Ravensbourne College of Design and Communication
‘RSA’ is essentially a platform for young start-ups and small businesses, providing access to business mentoring and tools to grow. It is the destination for creative businesses, where teams are able to unlock their creative potentials with confidence, using industry standard tools. The project is split in two sections; Pods – which allows groups to work together in an immersive environment and the other is an open landscaped conversations pits; which will provide a platform for networking possibilities. Natural light floods the space in contrast to the pods, which are secluded from the space. The landscape conversation pits divide the open space; the cascading landscape can also act as a lecture theatre that is able to allow efficient delivery of support lectures. The sight lines are taken from the speaker’s positions, to allow unobstructed views, dividing the space into smaller areas. The blind spots are used for services such as printing and prototyping. The pods start from a circle, then the shape is broken into sectors to organise the space, these are further broken down to create the static and circular spaces. Taking the shape, form and nature, it fits into the rectilinear office grid by elongating into the empty spaces. This arrangement also allows for the pods to attach together, therefore they have the ability to accommodate a greater number of users if required. The lower part of E-Glass Epoxy fibreglass skin expands out to become seats, work desks, lounge chairs and standing desks.

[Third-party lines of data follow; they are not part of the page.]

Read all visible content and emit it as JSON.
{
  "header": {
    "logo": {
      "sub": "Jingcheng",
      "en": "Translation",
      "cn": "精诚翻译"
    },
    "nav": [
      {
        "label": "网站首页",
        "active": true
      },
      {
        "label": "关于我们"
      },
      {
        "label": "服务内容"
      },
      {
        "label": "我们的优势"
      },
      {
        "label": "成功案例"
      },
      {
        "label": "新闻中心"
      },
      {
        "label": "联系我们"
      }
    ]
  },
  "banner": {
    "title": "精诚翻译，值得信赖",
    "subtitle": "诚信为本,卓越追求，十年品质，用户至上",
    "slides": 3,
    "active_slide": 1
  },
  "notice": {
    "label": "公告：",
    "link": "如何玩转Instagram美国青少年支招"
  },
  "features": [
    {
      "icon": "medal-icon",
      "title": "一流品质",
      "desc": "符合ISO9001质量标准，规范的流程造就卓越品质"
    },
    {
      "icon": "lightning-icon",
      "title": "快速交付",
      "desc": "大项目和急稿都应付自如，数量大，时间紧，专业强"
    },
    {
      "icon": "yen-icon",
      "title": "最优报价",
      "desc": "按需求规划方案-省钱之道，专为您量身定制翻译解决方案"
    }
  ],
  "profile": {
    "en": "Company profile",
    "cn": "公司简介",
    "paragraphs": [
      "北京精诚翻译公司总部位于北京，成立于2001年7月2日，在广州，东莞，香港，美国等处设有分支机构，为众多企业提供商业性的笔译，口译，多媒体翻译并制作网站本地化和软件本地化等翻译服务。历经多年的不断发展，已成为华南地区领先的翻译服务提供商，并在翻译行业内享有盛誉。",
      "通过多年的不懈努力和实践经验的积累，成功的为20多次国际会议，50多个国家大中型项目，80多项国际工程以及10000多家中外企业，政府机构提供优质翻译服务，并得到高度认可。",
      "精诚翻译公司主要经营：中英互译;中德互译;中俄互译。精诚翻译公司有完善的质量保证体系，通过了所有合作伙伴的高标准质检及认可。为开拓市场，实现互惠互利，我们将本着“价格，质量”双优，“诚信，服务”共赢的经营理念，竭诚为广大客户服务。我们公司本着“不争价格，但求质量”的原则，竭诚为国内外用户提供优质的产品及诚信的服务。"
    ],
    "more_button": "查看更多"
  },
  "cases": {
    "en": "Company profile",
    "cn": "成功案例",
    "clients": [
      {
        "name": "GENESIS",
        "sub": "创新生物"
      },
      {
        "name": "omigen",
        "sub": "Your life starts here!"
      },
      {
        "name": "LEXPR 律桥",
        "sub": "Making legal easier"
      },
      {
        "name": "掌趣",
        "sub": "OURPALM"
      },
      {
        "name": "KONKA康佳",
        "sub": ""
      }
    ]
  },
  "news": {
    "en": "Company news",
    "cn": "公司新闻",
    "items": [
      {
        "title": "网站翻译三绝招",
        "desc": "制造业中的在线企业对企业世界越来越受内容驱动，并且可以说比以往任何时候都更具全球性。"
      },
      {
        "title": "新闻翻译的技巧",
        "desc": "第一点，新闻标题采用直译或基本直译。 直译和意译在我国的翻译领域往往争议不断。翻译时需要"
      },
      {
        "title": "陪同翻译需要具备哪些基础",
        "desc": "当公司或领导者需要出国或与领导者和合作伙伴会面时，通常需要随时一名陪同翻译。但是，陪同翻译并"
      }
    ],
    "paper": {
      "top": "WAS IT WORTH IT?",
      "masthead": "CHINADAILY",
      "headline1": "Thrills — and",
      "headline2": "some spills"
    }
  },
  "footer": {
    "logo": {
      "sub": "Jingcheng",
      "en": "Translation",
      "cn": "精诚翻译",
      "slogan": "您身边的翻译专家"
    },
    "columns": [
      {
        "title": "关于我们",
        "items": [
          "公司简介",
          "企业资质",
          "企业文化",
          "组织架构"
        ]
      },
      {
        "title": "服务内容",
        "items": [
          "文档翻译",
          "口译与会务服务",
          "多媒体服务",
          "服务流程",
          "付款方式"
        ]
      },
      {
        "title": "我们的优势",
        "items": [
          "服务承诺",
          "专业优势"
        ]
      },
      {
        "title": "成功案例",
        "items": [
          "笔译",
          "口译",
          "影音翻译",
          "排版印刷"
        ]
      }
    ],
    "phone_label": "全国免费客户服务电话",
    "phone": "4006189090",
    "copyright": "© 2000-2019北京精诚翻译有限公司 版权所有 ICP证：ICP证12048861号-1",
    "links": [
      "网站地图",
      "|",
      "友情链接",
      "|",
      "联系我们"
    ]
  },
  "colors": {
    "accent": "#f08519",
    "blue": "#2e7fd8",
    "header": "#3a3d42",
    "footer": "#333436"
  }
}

The upper part is smooth to allow projected panoramic displays, where users are able to share display areas with rest of their teams. The overhead projector is able to project on all the interior surfaces. The reinvention of building RSA as a hung element defies the norms of retail design and conjures up an image of a jewel case of anticipation in the mind of the user. Here, form and structural intertwine to release the brand from the constraints of seasonal fashion image making, instead creating a citadel of fashion.